§ **TASK REQUIREMENTS**: The records below are to be reproduced exactly, with every picture left out.

§ **EXTRACTED DATA**:

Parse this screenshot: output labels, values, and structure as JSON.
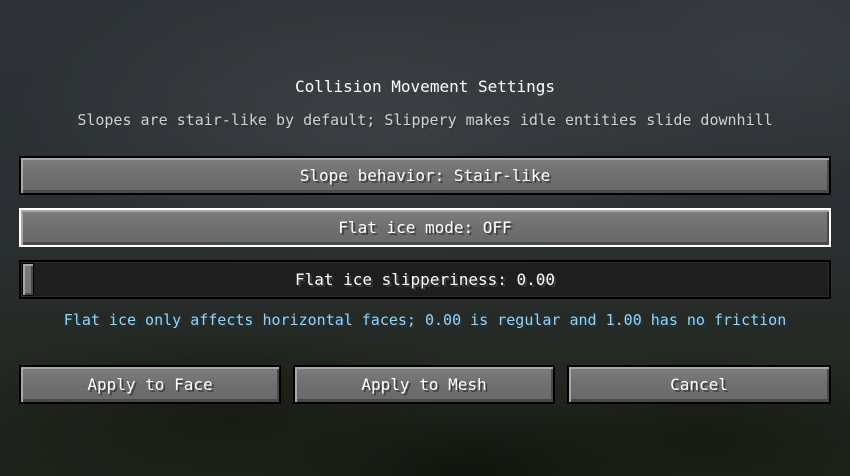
{
  "screen": {
    "title": "Collision Movement Settings",
    "subtitle": "Slopes are stair-like by default; Slippery makes idle entities slide downhill"
  },
  "options": {
    "slope_behavior_label": "Slope behavior: Stair-like",
    "flat_ice_mode_label": "Flat ice mode: OFF",
    "flat_ice_slipperiness": {
      "label": "Flat ice slipperiness: 0.00",
      "value": 0.0,
      "min": 0.0,
      "max": 1.0
    },
    "hint": "Flat ice only affects horizontal faces; 0.00 is regular and 1.00 has no friction"
  },
  "footer": {
    "apply_face_label": "Apply to Face",
    "apply_mesh_label": "Apply to Mesh",
    "cancel_label": "Cancel"
  },
  "colors": {
    "text": "#ffffff",
    "subtitle": "#cfcfcf",
    "hint": "#8fd6ff",
    "button_face": "#6f6f6f",
    "slider_track": "#1e1e1e",
    "hover_border": "#ffffff"
  }
}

§ **WRITTEN ANSWER**:
Parse this screenshot: output labels, values, and structure as JSON.
{
  "screen": {
    "title": "Collision Movement Settings",
    "subtitle": "Slopes are stair-like by default; Slippery makes idle entities slide downhill"
  },
  "options": {
    "slope_behavior_label": "Slope behavior: Stair-like",
    "flat_ice_mode_label": "Flat ice mode: OFF",
    "flat_ice_slipperiness": {
      "label": "Flat ice slipperiness: 0.00",
      "value": 0.0,
      "min": 0.0,
      "max": 1.0
    },
    "hint": "Flat ice only affects horizontal faces; 0.00 is regular and 1.00 has no friction"
  },
  "footer": {
    "apply_face_label": "Apply to Face",
    "apply_mesh_label": "Apply to Mesh",
    "cancel_label": "Cancel"
  },
  "colors": {
    "text": "#ffffff",
    "subtitle": "#cfcfcf",
    "hint": "#8fd6ff",
    "button_face": "#6f6f6f",
    "slider_track": "#1e1e1e",
    "hover_border": "#ffffff"
  }
}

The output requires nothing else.